What to produce
Nothing but a number belongs in the answer: the count of lines below that contain the word "glyph".

——

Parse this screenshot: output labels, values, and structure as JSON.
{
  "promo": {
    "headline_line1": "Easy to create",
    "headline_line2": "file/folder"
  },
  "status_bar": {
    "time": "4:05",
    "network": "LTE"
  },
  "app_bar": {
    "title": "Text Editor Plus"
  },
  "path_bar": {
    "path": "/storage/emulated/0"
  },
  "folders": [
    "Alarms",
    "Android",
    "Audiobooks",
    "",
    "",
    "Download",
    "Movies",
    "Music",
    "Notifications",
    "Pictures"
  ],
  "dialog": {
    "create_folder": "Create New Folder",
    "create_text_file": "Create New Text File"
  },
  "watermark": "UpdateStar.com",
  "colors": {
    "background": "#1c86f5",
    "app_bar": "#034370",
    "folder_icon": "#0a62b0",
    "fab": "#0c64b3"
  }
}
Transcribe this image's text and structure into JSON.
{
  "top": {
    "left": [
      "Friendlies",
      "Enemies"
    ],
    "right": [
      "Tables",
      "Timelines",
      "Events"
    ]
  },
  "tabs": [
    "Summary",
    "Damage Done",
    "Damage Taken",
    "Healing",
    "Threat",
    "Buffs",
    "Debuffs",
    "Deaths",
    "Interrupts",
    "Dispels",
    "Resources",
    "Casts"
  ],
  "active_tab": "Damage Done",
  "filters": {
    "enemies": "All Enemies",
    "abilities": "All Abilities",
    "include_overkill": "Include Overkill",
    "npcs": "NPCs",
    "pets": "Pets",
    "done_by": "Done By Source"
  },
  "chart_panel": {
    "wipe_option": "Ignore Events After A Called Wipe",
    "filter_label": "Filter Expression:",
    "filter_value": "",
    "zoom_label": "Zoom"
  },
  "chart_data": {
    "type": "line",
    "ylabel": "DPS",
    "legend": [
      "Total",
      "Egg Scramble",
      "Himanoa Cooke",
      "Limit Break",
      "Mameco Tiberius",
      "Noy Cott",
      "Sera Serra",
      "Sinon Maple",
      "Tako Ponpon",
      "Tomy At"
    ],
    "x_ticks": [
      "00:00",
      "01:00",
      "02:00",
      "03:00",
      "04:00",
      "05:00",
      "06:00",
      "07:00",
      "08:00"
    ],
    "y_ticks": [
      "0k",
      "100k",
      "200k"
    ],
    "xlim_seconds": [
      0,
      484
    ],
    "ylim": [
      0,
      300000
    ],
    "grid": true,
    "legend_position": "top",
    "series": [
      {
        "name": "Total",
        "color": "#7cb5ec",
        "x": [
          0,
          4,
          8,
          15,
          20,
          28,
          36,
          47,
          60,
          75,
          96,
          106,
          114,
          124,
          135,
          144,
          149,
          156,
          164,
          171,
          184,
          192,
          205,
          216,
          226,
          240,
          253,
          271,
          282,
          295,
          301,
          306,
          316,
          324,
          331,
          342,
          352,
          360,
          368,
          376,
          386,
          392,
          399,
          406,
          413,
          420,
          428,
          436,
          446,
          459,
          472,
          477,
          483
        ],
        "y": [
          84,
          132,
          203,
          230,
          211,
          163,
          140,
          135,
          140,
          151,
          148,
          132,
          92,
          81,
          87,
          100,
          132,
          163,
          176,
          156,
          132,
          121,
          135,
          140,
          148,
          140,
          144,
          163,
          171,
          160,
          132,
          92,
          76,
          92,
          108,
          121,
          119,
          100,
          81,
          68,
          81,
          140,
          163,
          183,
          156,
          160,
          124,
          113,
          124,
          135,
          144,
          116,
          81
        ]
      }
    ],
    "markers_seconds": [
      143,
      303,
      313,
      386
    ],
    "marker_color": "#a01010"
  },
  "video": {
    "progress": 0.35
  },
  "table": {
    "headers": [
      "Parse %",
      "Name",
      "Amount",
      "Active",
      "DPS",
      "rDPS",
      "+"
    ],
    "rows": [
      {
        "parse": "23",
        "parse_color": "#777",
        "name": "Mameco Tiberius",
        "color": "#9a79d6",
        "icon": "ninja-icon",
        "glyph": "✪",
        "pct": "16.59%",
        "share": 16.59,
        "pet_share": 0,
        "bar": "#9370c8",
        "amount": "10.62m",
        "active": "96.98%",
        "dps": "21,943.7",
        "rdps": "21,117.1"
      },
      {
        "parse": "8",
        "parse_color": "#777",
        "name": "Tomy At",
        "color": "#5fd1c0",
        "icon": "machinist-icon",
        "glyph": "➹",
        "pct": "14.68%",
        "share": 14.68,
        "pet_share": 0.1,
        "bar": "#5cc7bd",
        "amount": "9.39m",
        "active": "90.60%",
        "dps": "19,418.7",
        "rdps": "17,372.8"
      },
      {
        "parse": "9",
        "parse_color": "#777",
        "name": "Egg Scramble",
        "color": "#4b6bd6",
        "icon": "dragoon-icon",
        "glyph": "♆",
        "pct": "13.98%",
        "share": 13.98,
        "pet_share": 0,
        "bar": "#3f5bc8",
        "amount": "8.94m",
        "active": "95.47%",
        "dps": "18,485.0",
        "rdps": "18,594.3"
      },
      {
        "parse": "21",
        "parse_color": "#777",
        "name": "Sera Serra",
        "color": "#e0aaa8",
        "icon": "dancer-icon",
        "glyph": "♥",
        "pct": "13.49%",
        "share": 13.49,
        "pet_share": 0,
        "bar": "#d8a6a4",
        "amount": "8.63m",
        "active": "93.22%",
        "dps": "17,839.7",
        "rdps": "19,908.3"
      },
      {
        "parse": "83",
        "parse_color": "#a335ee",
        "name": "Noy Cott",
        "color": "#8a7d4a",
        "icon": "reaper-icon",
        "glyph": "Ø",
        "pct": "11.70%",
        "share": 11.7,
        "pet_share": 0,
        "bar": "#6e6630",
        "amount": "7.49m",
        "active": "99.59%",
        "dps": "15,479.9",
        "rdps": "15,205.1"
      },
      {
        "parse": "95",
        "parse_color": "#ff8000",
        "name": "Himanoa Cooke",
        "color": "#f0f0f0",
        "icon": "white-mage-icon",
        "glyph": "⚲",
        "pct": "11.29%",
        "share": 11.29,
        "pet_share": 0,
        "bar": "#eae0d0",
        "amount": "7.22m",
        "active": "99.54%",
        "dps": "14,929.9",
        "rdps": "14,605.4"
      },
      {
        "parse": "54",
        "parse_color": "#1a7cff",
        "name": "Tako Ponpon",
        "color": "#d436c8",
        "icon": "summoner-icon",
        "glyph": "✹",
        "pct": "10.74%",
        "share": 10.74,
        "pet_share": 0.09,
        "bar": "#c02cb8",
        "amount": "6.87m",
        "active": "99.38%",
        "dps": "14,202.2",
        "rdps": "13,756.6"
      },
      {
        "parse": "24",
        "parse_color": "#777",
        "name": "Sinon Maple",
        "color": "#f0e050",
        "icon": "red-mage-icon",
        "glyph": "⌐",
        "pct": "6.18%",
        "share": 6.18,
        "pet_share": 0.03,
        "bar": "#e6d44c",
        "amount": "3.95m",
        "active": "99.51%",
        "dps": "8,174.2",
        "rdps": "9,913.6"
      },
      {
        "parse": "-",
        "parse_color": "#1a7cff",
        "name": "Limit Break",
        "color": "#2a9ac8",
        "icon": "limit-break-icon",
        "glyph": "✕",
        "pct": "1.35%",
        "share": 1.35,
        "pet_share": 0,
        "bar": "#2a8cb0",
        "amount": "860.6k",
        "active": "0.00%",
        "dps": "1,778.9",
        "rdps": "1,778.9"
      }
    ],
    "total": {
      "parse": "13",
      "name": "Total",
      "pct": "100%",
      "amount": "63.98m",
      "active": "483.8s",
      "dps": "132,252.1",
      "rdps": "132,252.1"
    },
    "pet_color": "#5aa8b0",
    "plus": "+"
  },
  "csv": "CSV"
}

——

Answer
9